Gill told the court Monday that he has been stripped several times and tortured since he was taken into custody on August 9. The judge gave him a “judicial remand” for two more days, which allows police to investigate him further before filing formal charges.
Khan lamented that instead of investigating Gill’s complaint, the court extended his police custody.
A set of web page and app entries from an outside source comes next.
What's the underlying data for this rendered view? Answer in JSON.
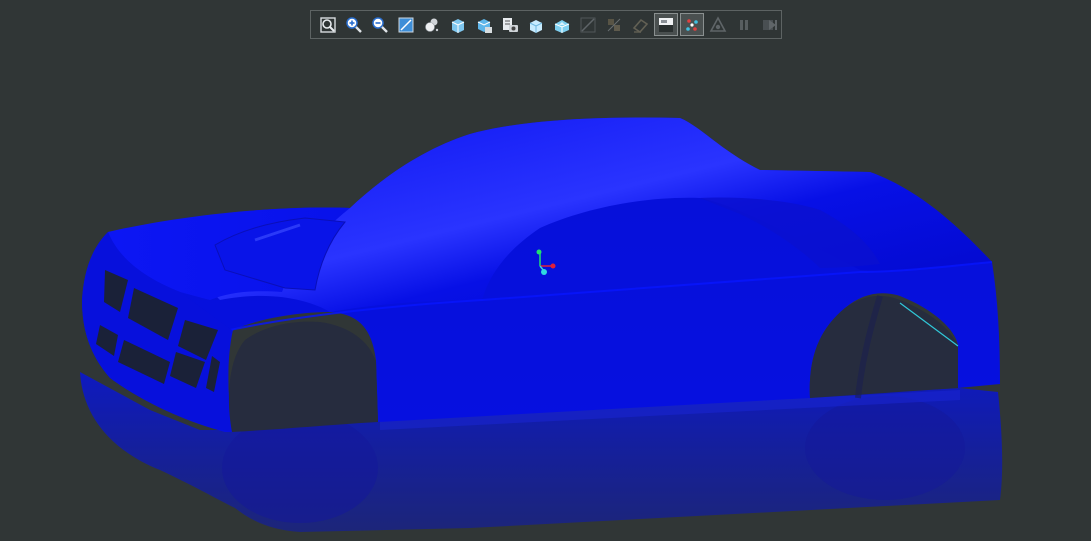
{
  "app": {
    "background_color": "#303636"
  },
  "model": {
    "body_color": "#0a12e6",
    "reflection_color": "#0f1fa8"
  },
  "axis_gizmo": {
    "x_color": "#e0203a",
    "y_color": "#20e070",
    "z_color": "#30d8e0"
  },
  "toolbar": {
    "buttons": [
      {
        "icon": "zoom-fit-icon",
        "state": "enabled"
      },
      {
        "icon": "zoom-in-icon",
        "state": "enabled"
      },
      {
        "icon": "zoom-out-icon",
        "state": "enabled"
      },
      {
        "icon": "zoom-window-icon",
        "state": "enabled"
      },
      {
        "icon": "shading-mode-icon",
        "state": "enabled"
      },
      {
        "icon": "view-orientation-icon",
        "state": "enabled"
      },
      {
        "icon": "standard-views-icon",
        "state": "enabled"
      },
      {
        "icon": "snapshot-icon",
        "state": "enabled"
      },
      {
        "icon": "section-view-icon",
        "state": "enabled"
      },
      {
        "icon": "explode-view-icon",
        "state": "enabled"
      },
      {
        "icon": "measure-icon",
        "state": "disabled"
      },
      {
        "icon": "move-parts-icon",
        "state": "disabled"
      },
      {
        "icon": "eraser-icon",
        "state": "disabled"
      },
      {
        "icon": "display-panel-icon",
        "state": "active"
      },
      {
        "icon": "points-icon",
        "state": "active"
      },
      {
        "icon": "material-icon",
        "state": "disabled"
      },
      {
        "icon": "pause-icon",
        "state": "disabled"
      },
      {
        "icon": "step-forward-icon",
        "state": "disabled"
      }
    ]
  }
}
Officials at the University of Illinois expressed concern about Gill’s poor health.
“Shahbaz Gill is a U.S. permanent resident who has been a member of our faculty for more than a decade. … We care deeply about his health and well-being, and we abhor violence and abuse of any kind,” the university said in a statement posted online. “We call on the government of Pakistan and the international community to ensure that Dr. Gill be treated in accordance with international human rights law.”
Pakistani officials have rejected allegations of torture against Khan’s detained aide.
“I can confirm with full responsibility as the interior minister that no torture was inflicted on Gill while in police custody,” Interior Minister Rana Sanaullah said.
Pakistan introduced anti-terrorism laws in the 1990s to deter sectarian and religiously motivated extremist violence in the country. But successive governments have used the legislation in cases against political opponents and critics to deter dissent.
The Sharif government has also filed terrorism charges against several journalists for reporting in favor of Khan, briefly detaining some of them and forcing a couple of popular political talk show hosts to flee Pakistan.
On Sunday, Khan addressed a rally in the garrison city of Rawalpindi, adjacent to Islamabad, but internet providers and cable operators blocked his speech. Global internet monitoring organization NetBlocks confirmed that YouTube service in Pakistan was also disrupted as livestreams of the speech began to appear on the platform.
Khan demands that Sharif, who led the no-confidence vote against him, step down and dismiss the new government as an illegal entity. The deposed Pakistani leader continues to allege that his ouster stemmed from a conspiracy plotted by the United States, charges that Washington rejects.
Khan’s PTI swept last month’s by-elections in Punjab, the country’s most populous province, and it also won a key by-election in the largest city, Karachi, on Sunday, underscoring his resurgent popularity.
The deteriorating political turmoil in Pakistan could undermine efforts by the Sharif administration to address critical economic challenges and secure a much-awaited $1.2 billion installment from the International Monetary Fund, which is due to consider the loan at a board meeting later this month.